Below are Questions and Answers. Please contact us if you would like to discuss, or request a quote
- Put cyber security and patient privacy on your Risk Register and in your ‘top 10 risks’
- develop a business continuity plan/disaster recovery plan for system downtime;
- develop a data breach response plan;
- Test your back-up/recovery system and your disaster recovery plan annually
- conduct employee training to ensure your staff are aware of risks the company faces;
- develop appropriate policies such as a ‘bring your own device to work’ policy and internet usage while connected to the company network;
- review contracts with third party vendors providing data storage and other IT services. Are there limitations of liability? Where are they storing your data.
- conduct an external penetration test to highlight potential areas to address;
- review system protection you have in place, such as anti-virus, firewalls etc. and update regularly;
- keep all your systems and software patched and up to date.
- The costs to investigate the breach and restore the IT system/data;
- The legal fees to manage the data breach response, for example, whether there is an obligation to report the incident to the Office of the Australian Information Commissioner (OIAC);
- The costs to provide support to patients such as credit monitoring services, public relations firm to help repair damage to your brand; legal costs for notifying your affected customers;
- The potential fine sought by the OIAC, which from 1 March 2014 is up to $1.7 million for companies and $340,000 for individuals for serious or repeated invasions of privacy;
- The loss of revenue the practice may suffer in the event the practice is unable to trade due to, for example, ransomware.

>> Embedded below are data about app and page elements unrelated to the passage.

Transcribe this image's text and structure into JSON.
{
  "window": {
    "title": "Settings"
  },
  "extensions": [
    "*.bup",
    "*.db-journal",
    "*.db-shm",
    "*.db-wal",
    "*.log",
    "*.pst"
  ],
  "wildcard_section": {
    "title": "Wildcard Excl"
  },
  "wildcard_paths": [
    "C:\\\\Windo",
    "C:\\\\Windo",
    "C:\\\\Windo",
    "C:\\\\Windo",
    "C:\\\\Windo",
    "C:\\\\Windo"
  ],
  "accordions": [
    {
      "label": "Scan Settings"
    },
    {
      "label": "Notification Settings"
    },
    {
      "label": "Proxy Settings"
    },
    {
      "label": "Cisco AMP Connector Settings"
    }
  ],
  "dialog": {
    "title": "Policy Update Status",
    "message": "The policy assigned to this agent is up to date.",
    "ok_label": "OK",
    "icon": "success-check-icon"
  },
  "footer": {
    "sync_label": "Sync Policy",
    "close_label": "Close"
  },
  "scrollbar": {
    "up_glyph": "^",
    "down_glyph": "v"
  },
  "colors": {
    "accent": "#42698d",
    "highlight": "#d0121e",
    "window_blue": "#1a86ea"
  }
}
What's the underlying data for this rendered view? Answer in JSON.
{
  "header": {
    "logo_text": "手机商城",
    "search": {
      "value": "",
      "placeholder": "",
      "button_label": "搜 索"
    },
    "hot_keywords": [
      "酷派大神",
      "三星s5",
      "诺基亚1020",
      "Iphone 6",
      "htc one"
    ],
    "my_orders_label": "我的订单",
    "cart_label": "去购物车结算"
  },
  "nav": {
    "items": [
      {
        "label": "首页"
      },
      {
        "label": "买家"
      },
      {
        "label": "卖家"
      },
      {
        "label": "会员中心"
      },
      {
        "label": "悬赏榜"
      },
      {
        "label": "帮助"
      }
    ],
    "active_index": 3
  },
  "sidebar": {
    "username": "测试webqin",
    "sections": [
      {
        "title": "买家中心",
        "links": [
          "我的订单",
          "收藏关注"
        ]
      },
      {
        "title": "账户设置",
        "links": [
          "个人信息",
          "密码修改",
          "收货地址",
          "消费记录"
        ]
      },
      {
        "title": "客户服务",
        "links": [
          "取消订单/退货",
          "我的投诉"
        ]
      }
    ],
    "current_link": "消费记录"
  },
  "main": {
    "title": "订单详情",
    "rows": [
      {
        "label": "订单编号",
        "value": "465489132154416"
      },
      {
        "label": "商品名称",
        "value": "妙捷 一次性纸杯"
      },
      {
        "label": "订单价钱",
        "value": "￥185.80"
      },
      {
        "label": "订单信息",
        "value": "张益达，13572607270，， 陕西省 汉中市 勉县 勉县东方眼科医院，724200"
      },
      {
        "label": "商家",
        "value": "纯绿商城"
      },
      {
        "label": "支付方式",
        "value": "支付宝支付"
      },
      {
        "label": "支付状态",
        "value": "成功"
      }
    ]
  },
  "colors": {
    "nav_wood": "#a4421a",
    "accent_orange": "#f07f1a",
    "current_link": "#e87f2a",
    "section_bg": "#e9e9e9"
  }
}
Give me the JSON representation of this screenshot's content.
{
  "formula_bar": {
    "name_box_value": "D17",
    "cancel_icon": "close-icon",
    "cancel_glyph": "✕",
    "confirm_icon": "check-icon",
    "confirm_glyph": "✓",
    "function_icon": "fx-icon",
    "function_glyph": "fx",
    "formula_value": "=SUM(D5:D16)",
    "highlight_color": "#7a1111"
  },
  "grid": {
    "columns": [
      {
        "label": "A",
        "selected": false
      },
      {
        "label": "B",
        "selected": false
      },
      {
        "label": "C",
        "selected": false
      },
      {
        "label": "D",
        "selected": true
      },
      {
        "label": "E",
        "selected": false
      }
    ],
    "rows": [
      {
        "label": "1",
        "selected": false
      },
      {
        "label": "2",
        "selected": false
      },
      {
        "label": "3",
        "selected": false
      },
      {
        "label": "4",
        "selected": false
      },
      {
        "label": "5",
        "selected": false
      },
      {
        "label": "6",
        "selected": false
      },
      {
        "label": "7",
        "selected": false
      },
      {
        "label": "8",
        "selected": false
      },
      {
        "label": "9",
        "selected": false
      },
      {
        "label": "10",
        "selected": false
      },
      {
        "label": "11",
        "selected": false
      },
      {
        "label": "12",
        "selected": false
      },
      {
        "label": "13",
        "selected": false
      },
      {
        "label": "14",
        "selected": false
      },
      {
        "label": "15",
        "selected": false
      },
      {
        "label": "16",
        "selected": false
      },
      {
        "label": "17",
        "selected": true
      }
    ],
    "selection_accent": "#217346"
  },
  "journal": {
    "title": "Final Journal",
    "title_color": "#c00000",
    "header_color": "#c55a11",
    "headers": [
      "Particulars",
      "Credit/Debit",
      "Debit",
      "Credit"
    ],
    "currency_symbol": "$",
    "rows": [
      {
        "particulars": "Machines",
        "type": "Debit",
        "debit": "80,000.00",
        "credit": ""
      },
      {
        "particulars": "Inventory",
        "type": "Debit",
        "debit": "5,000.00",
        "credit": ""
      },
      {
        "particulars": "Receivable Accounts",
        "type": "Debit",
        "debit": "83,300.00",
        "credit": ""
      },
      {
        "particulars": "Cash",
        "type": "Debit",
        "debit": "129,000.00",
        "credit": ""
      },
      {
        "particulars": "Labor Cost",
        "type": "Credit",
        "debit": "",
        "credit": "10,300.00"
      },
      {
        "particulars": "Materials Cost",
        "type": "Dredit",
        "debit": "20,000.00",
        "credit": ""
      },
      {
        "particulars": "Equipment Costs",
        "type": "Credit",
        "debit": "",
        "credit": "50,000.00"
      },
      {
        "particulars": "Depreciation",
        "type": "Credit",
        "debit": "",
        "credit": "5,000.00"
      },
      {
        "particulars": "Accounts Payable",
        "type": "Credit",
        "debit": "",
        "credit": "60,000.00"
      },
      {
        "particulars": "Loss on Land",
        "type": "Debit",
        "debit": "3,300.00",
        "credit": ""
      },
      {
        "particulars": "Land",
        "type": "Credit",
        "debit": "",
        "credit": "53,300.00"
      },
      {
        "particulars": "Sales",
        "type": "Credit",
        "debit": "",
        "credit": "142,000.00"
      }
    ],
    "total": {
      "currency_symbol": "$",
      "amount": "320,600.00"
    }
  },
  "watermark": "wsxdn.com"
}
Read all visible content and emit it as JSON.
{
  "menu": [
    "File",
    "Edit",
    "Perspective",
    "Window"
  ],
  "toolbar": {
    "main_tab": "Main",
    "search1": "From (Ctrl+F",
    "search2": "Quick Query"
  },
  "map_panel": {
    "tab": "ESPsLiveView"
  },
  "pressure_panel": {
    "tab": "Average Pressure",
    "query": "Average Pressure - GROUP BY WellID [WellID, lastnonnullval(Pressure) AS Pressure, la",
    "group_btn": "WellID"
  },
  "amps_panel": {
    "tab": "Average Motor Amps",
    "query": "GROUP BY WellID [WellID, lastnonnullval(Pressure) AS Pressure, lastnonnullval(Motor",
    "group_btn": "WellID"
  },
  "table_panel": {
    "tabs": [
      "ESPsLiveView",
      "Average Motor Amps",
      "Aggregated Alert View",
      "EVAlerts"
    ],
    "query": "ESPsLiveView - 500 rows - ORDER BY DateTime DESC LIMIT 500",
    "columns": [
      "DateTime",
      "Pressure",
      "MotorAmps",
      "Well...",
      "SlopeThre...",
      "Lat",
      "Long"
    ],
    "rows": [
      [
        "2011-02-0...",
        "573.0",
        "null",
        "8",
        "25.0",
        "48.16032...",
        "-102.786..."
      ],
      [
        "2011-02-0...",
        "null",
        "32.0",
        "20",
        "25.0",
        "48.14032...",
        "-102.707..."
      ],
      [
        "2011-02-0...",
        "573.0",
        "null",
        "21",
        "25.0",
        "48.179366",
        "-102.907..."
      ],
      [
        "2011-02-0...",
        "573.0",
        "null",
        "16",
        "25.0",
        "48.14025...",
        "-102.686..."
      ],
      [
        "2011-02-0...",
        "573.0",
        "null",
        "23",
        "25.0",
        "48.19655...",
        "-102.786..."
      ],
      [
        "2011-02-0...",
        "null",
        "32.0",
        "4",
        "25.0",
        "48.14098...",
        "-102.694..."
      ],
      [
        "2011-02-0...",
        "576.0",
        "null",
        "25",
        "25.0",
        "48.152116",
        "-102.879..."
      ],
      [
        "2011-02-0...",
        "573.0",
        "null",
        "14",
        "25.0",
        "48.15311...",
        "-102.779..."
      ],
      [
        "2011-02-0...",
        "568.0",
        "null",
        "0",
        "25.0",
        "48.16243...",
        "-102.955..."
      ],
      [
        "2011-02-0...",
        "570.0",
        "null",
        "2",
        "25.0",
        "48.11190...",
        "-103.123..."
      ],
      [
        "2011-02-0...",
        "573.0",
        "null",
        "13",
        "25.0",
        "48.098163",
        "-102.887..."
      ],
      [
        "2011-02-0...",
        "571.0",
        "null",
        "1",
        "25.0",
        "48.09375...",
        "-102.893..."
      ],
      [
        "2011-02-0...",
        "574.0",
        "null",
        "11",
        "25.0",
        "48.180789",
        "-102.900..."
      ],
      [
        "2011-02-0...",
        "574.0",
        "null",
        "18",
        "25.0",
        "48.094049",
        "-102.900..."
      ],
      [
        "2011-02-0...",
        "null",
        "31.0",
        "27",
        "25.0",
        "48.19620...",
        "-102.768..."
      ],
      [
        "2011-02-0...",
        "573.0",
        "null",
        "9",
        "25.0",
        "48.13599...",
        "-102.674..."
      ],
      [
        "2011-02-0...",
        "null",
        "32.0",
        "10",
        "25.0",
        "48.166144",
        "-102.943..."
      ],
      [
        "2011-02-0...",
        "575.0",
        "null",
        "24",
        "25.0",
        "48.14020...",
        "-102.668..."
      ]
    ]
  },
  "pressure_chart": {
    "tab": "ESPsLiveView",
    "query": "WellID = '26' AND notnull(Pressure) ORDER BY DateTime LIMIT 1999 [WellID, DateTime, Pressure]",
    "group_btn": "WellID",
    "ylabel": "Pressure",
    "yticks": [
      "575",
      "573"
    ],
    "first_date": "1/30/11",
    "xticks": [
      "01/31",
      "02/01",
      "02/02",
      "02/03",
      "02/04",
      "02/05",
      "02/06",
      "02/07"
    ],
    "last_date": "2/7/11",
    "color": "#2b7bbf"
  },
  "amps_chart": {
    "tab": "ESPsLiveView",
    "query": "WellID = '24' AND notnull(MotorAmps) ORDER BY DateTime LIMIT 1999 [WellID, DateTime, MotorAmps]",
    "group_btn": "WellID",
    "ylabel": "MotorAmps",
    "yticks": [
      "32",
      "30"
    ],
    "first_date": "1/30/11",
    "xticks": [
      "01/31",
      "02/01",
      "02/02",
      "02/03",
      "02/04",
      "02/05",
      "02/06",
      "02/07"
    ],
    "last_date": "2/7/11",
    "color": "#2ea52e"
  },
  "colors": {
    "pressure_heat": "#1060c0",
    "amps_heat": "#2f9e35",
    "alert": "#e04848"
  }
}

Broad specialist cyber and privacy protection policies are designed to cover the above risks.